By Rev. Milovan Katanic
All jobs require duties easier and more enjoyable than others. This applies to the clergy as well. Apart from the priest’s service to God at the altar and to his fellow neighbor in the parish, he is received into the homes of parishioners not so much as a servant or clerk come to perform a duty; rather, in most cases, he is welcomed as a part of the family. After all, he is with us during the most joyous of life’s moments as well as those most difficult. Even hospitals that limit visiting to family members only, will make an exception for clergy.
Among the duties which are more difficult, not because they are tedious, but because they can be demanding even for some family members, is visiting nursing homes. The elderly there vary: Some are weaker than others, some walk the halls aimlessly while others are confined to bed or a wheelchair, some are more alert than others. It’s not the most desirable of life’s stages to see. Then again, one wonders if not seeing it – and, more importantly, not being with your loved one – is all the more tragic. Because there, amidst the elderly and weak and even senile, is also much joy and happiness.

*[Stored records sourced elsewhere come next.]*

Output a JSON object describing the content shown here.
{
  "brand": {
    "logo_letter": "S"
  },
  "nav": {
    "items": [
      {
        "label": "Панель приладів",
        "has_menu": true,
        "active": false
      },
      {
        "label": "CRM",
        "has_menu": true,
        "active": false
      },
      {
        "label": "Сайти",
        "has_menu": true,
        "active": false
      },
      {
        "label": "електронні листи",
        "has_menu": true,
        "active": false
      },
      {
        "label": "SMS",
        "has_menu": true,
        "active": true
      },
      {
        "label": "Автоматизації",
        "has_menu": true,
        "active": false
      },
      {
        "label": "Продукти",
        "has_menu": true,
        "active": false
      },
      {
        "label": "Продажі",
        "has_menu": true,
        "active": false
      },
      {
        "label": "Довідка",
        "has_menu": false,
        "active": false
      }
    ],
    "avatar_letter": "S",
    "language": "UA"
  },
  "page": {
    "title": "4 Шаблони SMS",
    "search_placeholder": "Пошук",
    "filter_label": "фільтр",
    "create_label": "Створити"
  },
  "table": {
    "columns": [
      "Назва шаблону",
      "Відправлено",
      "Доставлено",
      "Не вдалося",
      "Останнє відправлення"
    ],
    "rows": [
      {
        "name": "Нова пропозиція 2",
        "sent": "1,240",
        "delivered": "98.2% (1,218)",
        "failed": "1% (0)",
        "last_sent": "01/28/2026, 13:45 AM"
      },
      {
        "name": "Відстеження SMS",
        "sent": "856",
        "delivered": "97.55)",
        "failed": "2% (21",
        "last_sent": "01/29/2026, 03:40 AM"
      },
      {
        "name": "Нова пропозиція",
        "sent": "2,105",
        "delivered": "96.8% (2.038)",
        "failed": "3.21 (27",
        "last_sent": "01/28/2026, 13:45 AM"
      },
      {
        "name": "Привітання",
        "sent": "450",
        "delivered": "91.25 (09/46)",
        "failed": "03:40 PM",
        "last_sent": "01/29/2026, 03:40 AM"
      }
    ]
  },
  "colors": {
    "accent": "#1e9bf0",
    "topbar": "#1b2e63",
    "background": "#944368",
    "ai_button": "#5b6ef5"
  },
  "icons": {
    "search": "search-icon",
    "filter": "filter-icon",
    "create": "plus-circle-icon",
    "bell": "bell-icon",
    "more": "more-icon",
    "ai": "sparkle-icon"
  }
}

It might be challenging to find enough motivation to set an hour aside and visit those who live in a world where schedules, even time itself, have seemingly stopped. But it’s during those visits we encounter more than the elderly and weak – many times they end up brightening our days!
Recently I visited one such parishioner. Truth be told, she always brightens my day. Due to her condition I doubt she fully knows where she’s at. But she knows to smile and laugh, which is what she does on cue seeing me. She knows I’ve come to see her. Such happiness and joy.
What, pray tell, does she have to be so happy about? I wonder at times. I hear bits and pieces of it between her laughs, about a life she lived long ago. Yet, it’s nothing to be so happy about. All I hear about is work and toil, about the farm and all the work to do. A life of labor. Still, I sit with her and we laugh and in her smile I see the happiness of a lifetime of honest work; one whose life’s experience has taught her the wisdom of scripture that “anger is but for a moment” and “weeping may tarry for the night,” as the Psalmist teaches, “but joy comes with the morning” (Psalm 30:5). Indeed, if death is nothing more than the absence of true, eternal and salvific life, then anger and bitterness must surely be its predecessor. For in Dorothy’s jocose manner and easy spirit it is more than just a good laugh I am given; I am imparted with a valuable lesson to cherish.
I pray for her, and to all of our dearest ones, many happy days in the good care of a team of well trained personnel who, though they look after their physical health, it is oftentimes those aged patients who will, with their genuine smiles of youthfulness, lift their spirits!
The Rev. Milovan Katanic is pastor of St. George Serbian Orthodox Church, Hermitage.